Each episode flits between these two timelines to reveal bits and pieces of the story. It can be jarring at first, with some scenes feeling bafflingly brief. Yet over the course of several episodes, this structure works well to articulate the themes that make the franchise so memorable. The earlier timeline centers on corporate espionage, with a mounting sense of dread that progressively ratchets up the stakes as more of Umbrella’s atrocities come to light. Meanwhile, the future timeline is where much of the zombie-blasting action takes place, with Jade struggling through hordes of zombies to make it back to her family.

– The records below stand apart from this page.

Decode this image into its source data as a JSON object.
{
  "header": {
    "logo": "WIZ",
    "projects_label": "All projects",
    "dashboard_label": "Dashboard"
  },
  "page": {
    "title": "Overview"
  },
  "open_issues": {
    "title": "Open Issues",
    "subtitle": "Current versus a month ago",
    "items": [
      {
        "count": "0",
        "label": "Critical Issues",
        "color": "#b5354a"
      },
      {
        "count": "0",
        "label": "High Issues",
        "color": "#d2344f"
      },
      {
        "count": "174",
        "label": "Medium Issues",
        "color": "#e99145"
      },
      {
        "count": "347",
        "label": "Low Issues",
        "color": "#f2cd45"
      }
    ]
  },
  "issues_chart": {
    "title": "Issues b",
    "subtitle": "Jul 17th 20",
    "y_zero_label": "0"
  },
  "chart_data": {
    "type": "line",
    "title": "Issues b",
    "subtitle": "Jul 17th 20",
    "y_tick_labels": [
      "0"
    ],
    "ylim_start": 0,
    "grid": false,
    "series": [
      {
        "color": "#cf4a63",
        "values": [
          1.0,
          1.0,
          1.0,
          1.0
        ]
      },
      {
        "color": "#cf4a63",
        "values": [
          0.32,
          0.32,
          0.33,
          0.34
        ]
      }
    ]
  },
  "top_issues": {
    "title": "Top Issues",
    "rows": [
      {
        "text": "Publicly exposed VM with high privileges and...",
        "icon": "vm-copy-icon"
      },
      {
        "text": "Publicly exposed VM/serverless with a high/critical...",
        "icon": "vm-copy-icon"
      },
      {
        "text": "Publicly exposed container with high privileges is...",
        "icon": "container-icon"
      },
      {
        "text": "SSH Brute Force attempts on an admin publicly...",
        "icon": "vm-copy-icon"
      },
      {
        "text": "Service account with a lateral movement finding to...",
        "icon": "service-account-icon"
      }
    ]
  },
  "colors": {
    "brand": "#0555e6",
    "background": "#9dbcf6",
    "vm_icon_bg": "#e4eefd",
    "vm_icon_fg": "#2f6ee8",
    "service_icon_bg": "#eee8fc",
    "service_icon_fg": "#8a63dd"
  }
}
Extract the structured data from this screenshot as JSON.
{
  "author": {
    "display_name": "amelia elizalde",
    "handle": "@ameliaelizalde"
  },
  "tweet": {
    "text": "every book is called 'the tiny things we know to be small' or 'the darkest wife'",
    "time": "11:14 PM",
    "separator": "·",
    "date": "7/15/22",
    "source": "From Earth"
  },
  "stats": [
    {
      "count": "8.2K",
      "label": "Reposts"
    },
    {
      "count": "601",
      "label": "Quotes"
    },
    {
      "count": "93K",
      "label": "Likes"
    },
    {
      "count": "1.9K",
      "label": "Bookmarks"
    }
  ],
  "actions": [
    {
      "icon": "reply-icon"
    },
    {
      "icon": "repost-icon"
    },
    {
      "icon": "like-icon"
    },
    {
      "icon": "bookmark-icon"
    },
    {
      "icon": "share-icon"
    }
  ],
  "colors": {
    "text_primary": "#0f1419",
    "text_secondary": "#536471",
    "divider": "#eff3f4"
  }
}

Series lorehounds may be annoyed by the show’s tendency to introduce a whole lot of new stuff without offering a satisfying explanation for how it all fits together. As the show begins, we don’t know how Jade met her husband, or how the infected managed to take over a majority of the Earth at some point between 2022 and 2036. By the end of the series, we still don’t know. There’s a whole lot of setup that doesn’t quite pay off yet by the end of Resident Evil Season 1, and while there’s clearly plenty of fodder for a second season, it lessens the impact of the storytelling here.
On the other hand, showrunner Andrew Dabb (a former writer and producer of Supernatural) wisely decides to put Wesker’s utterly strange relationship with his daughters front and center. These are complex relationships that go some interesting places, especially when you factor in the time skip. Most Resident Evil fans will recognize the name Wesker, as he served as the major villain of the franchise up through Resident Evil 5, where he had a particularly memorable and over-the-top demise. One of the more intriguing mysteries of the Netflix series is just who Wesker is — and how the heck he’s still alive.
Phenomenal performances help Resident Evil shine over past attempts to bring the zombie-apocalypse thriller to the big screen, particularly those of the scenery-chewing villains. Lance Reddick’s Wesker steals every scene he’s in, with a placid surface that belies a toxic ambition bubbling beneath. Another highlight is Paolo Nunez as Evelyn Marcus, the leader of Umbrella who grows more unhinged as events unfold.
Most of the zombies in Resident Evil seem to be done with makeup or practical effects, while other creatures are done with CGI that’s a vast improvement over previous iterations. The Netflix series absolutely isn’t afraid to get gory at times, but it does so sparingly. One particularly grisly scene features the iconic Lickers, and it’s downright chilling.
Resident Evil steps up the production values compared to previous riffs on Capcom’s iconic game series, yet still manages to inject a bit of campiness and plenty of tasty lore morsels. Sure, there are some cringe-worthy lines and baffling plot holes, but it’s a hell of a lot of fun regardless. The only fear I have at this point is that subsequent seasons won’t be able to live up to — or complete — the ambitious multi-season story that’s clearly being established here.
Resident Evil comes to Netflix on July 14.